:: THE TASK ::
Which lines in the material below contain the word "third"? Copy each of them.

:: DATA FOR THIS TASK ::
=======
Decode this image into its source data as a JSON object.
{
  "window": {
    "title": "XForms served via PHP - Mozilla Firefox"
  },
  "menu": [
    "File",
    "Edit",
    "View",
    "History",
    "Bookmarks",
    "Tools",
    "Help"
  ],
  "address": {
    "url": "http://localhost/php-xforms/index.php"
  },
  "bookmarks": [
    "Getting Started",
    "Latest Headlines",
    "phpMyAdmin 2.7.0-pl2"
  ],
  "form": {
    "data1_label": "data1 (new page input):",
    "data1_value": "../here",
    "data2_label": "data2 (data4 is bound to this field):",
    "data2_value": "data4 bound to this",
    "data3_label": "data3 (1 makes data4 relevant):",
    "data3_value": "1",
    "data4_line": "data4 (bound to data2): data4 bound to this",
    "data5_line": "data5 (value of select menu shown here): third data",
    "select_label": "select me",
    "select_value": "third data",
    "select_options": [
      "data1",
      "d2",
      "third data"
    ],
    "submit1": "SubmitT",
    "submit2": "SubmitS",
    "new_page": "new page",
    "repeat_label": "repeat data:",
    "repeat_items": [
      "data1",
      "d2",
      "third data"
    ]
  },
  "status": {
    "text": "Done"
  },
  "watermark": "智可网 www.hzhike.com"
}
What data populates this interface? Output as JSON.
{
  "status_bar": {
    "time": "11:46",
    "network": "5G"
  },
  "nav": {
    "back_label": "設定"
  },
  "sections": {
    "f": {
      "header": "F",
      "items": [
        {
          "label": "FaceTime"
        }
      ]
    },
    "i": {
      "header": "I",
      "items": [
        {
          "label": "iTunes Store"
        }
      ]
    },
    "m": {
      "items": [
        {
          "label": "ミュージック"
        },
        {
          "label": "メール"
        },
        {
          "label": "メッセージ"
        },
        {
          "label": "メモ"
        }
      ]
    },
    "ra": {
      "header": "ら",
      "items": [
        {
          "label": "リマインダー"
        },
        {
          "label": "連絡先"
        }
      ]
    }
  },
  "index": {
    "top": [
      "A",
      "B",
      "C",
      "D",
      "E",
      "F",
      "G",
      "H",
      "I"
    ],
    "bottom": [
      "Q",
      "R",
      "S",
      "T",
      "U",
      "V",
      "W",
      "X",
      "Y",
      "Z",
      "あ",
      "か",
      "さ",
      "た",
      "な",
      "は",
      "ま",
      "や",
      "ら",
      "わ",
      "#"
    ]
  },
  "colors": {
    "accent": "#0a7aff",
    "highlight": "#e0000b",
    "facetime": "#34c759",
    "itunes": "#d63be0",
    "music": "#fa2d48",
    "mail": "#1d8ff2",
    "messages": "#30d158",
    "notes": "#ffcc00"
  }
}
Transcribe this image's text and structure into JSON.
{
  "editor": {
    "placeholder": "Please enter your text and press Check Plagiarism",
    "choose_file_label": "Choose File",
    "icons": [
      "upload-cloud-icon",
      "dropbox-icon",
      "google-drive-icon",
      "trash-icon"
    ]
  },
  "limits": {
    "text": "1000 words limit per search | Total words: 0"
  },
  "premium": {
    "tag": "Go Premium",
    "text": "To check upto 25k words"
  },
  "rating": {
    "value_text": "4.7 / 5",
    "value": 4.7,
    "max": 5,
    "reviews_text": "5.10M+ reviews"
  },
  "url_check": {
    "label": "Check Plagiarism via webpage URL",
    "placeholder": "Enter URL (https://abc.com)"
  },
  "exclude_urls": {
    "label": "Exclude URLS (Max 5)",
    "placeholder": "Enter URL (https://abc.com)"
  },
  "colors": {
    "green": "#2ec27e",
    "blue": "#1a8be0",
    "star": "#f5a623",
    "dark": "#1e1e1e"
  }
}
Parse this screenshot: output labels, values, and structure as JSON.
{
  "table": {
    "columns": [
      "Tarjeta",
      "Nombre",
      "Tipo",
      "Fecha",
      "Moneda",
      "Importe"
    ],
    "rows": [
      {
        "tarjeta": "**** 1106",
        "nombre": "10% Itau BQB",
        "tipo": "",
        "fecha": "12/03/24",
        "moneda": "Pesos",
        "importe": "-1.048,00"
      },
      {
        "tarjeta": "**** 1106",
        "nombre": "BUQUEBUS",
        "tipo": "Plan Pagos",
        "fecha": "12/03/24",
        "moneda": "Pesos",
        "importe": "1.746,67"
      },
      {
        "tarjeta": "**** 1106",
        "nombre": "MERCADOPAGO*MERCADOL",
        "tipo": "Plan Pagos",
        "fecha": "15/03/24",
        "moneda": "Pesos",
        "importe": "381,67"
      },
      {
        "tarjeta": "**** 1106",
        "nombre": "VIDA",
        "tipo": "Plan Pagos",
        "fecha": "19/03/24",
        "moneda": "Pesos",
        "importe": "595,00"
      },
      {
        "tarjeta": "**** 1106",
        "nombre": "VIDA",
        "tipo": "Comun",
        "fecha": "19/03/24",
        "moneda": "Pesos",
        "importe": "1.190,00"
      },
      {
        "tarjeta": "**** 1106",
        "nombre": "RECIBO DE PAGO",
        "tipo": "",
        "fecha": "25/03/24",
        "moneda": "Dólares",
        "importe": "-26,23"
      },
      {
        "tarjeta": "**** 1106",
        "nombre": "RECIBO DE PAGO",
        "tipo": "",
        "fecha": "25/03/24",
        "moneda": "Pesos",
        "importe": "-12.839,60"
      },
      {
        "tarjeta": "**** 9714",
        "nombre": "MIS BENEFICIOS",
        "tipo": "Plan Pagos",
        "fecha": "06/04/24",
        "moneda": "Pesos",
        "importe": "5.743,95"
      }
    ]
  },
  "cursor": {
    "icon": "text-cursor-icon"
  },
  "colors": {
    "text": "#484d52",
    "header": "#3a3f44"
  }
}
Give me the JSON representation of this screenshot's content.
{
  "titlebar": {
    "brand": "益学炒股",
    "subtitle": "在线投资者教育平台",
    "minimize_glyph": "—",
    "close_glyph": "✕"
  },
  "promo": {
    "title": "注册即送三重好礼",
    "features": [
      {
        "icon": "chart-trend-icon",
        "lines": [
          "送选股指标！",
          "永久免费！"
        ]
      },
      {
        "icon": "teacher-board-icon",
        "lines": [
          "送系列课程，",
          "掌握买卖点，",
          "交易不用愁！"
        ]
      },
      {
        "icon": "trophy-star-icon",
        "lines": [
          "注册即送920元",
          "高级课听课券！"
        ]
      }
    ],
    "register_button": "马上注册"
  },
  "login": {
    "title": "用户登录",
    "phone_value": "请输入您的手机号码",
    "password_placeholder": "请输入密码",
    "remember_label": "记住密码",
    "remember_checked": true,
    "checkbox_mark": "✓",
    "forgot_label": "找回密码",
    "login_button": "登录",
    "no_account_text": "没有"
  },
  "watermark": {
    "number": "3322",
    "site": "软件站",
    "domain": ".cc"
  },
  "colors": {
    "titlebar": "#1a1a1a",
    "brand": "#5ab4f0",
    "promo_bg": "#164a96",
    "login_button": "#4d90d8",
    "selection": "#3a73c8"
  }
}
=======
:: EXERCISE OUTPUT ::
    "data5_line": "data5 (value of select menu shown here): third data",
    "select_value": "third data",
      "third data"
      "third data"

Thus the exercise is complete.